A Story

This is a story of how I ended up in  law school.  In high school my mom made me take a typing class during the summer. My mom, as always, knew what she was doing. I got really, really, good at typing.

I started working as a typist while I was still in high school. When I went to college, I got a job at a law firm in a typing pool in downtown Denver. I worked in the evenings transcribing depositions. After college that same law firm hired me as a legal typist. They promoted me to legal secretary. And that’s what I thought I was going to do for a living.

One day, an attorney named Brooke Wunnicke, a legal trailblazer who had graduated law school in 1945, took me into her office there and told me I should consider law school. I did consider it. About seven years later, I finally applied. Brooke wrote me a letter of recommendation.

I got a scholarship. I went to law school at night. I worked full time during the day as a paralegal. I graduated. I took the bar exam in 1994. I failed. I stopped trying. I went back to work as a legal secretary and paralegal.

This is a story of how I ended up becoming an attorney. After I failed the bar exam, I gave up on the idea of being a lawyer because I had never failed at anything before. So I figured it was not meant to be.
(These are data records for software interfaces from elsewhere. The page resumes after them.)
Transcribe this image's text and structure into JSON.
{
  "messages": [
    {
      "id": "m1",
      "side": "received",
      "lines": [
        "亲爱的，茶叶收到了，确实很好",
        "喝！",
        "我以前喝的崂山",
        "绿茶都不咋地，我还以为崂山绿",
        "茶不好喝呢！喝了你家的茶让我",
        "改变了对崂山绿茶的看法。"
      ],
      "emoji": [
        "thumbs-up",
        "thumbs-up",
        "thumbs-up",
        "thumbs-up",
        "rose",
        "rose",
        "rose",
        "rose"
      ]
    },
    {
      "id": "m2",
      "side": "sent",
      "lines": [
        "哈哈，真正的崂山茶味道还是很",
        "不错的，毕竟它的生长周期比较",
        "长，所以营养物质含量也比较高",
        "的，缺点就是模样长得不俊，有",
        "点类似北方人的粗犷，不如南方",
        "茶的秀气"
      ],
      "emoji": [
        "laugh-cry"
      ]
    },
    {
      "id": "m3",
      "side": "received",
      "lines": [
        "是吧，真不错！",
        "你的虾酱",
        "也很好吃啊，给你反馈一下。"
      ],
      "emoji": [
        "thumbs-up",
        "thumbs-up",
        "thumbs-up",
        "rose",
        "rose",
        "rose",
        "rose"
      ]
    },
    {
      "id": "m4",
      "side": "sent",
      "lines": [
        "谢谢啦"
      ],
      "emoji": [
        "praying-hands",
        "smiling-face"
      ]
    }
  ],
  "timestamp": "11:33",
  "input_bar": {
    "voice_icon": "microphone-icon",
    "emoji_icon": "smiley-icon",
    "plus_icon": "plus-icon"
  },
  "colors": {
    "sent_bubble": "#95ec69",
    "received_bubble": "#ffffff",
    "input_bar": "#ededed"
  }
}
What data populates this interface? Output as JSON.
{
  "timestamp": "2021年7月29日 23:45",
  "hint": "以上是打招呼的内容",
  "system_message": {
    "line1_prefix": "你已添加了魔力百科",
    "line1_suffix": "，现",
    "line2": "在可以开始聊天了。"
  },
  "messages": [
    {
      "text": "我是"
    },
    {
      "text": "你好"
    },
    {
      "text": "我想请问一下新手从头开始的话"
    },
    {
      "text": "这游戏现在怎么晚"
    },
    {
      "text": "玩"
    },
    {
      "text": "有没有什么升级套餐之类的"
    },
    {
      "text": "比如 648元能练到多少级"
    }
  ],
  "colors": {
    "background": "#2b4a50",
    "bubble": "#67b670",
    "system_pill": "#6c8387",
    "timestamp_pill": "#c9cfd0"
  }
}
Years went by. I raised two beautiful boys. I moved from Colorado to California. Along the way, I met and worked with smart, kind attorneys who encouraged me and mentored me. One day, I was sitting in my friend Julie’s office, an attorney, and she said to me, “You really should be sitting on this side of the desk.” Another friend, Trey, at time the dean of the local law school, told me, “You really should take that pop quiz again.”

I took the California Bar in 2012. I failed it. This time I didn’t stop. I took it again in 2013. I passed. And I became an attorney almost 20 years after graduating from law school.

I am grateful for the lessons- some of them painful- that brought me here. It has not been an easy path. But nothing worth sustaining comes easily or without constant and loving effort. Talent without hard work and practice is just a noun.

On some hard days, the bravest thing we can do is to get up and keep going. Maybe hard days make for braver backbones. Maybe with braver backbones and plenty of laughter, we can achieve just about anything. Maybe the evidence is already around us: people are fighting cancer and winning, books are being written, bar exams are being passed, music is being played. All over the world in small moments and sometimes unseen ways, peace is finding its way into the world through the work of justice, love is finding its way through acts of kindness.

One of my clients recently told me, “I’m so glad you took my case. You carried me when I did not know what to do or who I was, at one of the lowest points of my life.” I truly believe the best work that we can do is help someone be the best version of themselves. To see people for who they are, not the story we want them to be.

Today, I get to pay it forward. Because of people who saw in me what I couldn’t see in myself. Because some amazing people took the time to help rewrite the story of a small-town girl who thought she was just a really good typist. Here’s to your story. May it turn out much differently and more wonderfully than you ever expect.